FORT CAMPBELL, Tenn. - A closed off street and a recently fenced off area are gathering more and more attention at Fort Campbell. It's not because of an inconvenience, but because of what is to come. Construction will soon begin on a state-of-the-art commissary.

"This commissary has been here since 1974," said Sharon Parton, Fort Campbell Commissary store director. "We do $72 million a year [in sales] with no space."

The new commissary, which should be completed by June 2011, will have 63,134 square feet of sales area. That is almost 20,000 more square feet than the current building.

"That's the biggest change," said Parton. "It is just going to be a bigger store in general."

The project award announcement from the Defense Commissary Agency explains the new facility will be one of the largest commissaries. "The completed facility will provide a modern state-of-the-art shopping facility that will be environmentally friendly and energy efficient."

Among the enhancements to the new facility will be electronic shelf labels. The electronic displays will help to decrease human error in pricing.

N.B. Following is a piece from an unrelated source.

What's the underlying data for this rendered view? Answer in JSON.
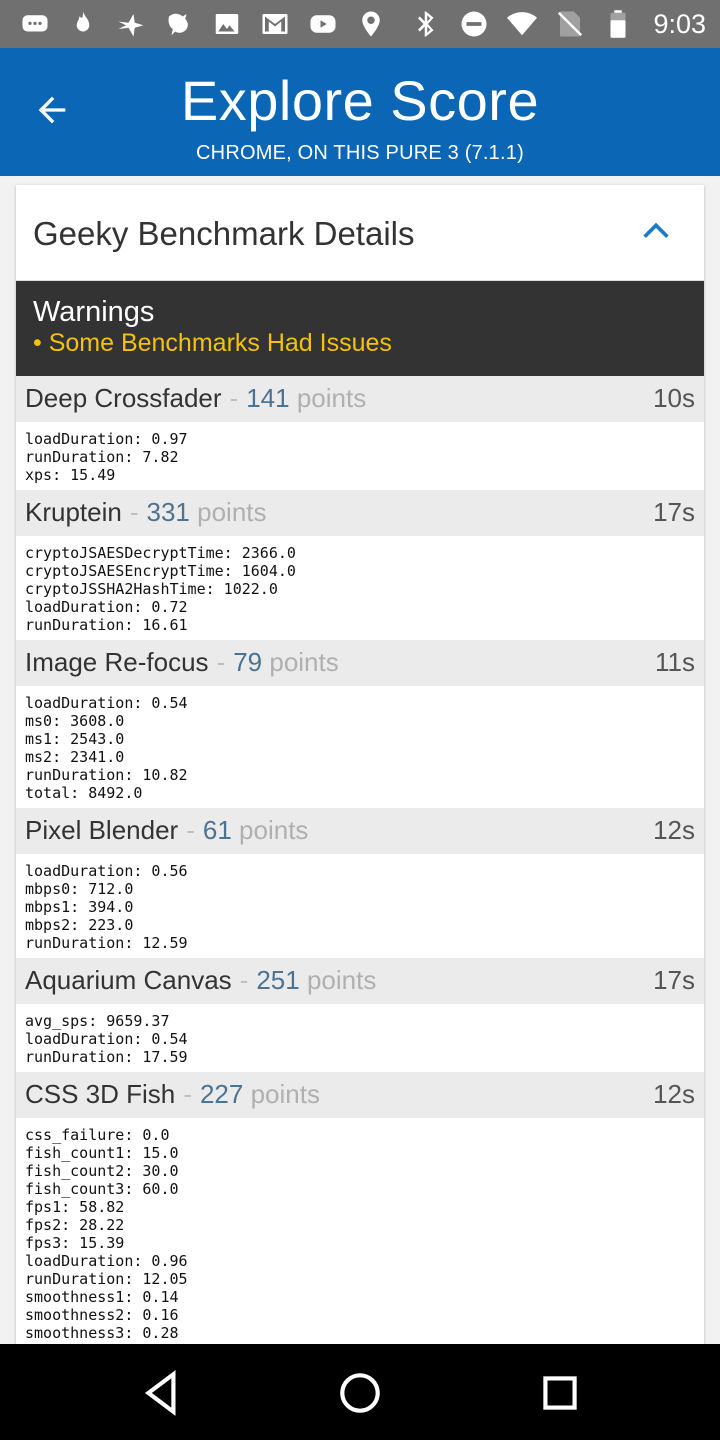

"All the prices are downloaded from headquarters right now at Fort Lee, but they are printed on labels," said Parton. "The human error comes in with hanging labels up and taking the old ones down. Now it's going to be a touch of the button and prices are changed on the shelves."

Warren Evans has been retired from the military for 37 years and shopping at a commissary on Fort Campbell for about 50 years. He has seen the commissary grow and improve over the years.

"We started out when it was in a little wooden building on the other side of post," said Evans. "Each one has been an improvement over the last. I hope the new one will be an improvement over this one."

With the current commissary location, some who are newer to the installation sometimes find it difficult to get to. The new location will be a straight shot from the Gate 4 entrance and down Normandy Boulevard. The new commissary will be located immediately to the right off Normandy Boulevard, just past Indiana Avenue.

"That's even better," said Pfc. Edgar Maldonado, 1st Squadron, 33rd Cavalry Regiment. "If you miss the road now with the one way, you have to go all the way around."

Maldonado, his wife and two young children currently don't use the commissary very often. They find it difficult with the location and the limited space in the store. He explained, though, that is likely to change with the new location, more parking and a bigger store.

"I think I would shop there more often," said Maldonado.

Parking at the new location will be about double that of the current location.
The parking on the side of the new building will be for employees. The new building will be a total of 122,351 square feet. The largest increase is in the sales area. The space will be divided among the different departments. It will allow for larger aisles and more shelving space for products.

"Currently, with the first 24 people to buy something, if I don't have someone coming up behind and putting 24 cans [restocking the shelves], you and I don't get it until the next day," said Parton. "But over there, if there's room for 96 cans of it, chances are we'll have the opportunity to buy something that might not have a chance to be restocked during the day."

The current plans may only cause a small increase in the number of workers at the commissary. The new store is slated to have only a few more registers than the current store. There is the chance, though, if sales increase as much as DeCA would like, more employees could come to the commissary to help with the increased workload caused by the increase in sales.

"Fort Belvoir, [Va.] right now is doing somewhere around $10 million [in sales] a month," said Parton. "Right now in this small space, we're topping out around $6 to $6 and a half million. DeCA would like us to be number one at least in the eastern region for commissaries in sales."

Sally Castleman, Directorate of Public Works Master Planning Division chief, explained the old building will be renovated once the new commissary is completed.

"It is going to be converted into a Soldier Service Center," said Castleman. "It's going to be kind of like a one-stop shop for in and out processing for the Soldiers."
As the Dec. 11 groundbreaking ceremony approaches, enthusiasm for the new commissary continues to grow.

"A lot went into making this happen," said Parton. "It's an exciting time. There's a lot of enthusiasm. It's been a long time coming."